>>>

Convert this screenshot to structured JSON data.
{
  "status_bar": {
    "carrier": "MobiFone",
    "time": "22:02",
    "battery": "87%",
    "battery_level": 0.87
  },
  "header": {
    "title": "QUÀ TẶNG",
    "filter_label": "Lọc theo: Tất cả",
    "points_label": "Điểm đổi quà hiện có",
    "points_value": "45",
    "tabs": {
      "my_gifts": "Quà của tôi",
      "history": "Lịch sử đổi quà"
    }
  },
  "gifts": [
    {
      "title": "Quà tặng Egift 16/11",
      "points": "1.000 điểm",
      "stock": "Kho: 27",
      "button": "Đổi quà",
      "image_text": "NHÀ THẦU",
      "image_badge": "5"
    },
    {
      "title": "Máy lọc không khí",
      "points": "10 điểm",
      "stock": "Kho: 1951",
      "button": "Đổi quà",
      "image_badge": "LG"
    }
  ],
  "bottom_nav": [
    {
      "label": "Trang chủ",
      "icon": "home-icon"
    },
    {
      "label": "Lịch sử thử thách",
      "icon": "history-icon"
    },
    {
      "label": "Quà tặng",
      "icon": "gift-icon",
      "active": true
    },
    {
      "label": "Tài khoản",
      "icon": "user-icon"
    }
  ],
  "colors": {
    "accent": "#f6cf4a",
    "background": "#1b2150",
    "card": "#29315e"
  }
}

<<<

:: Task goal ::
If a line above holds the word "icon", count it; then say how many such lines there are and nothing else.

:: Exercise result ::
4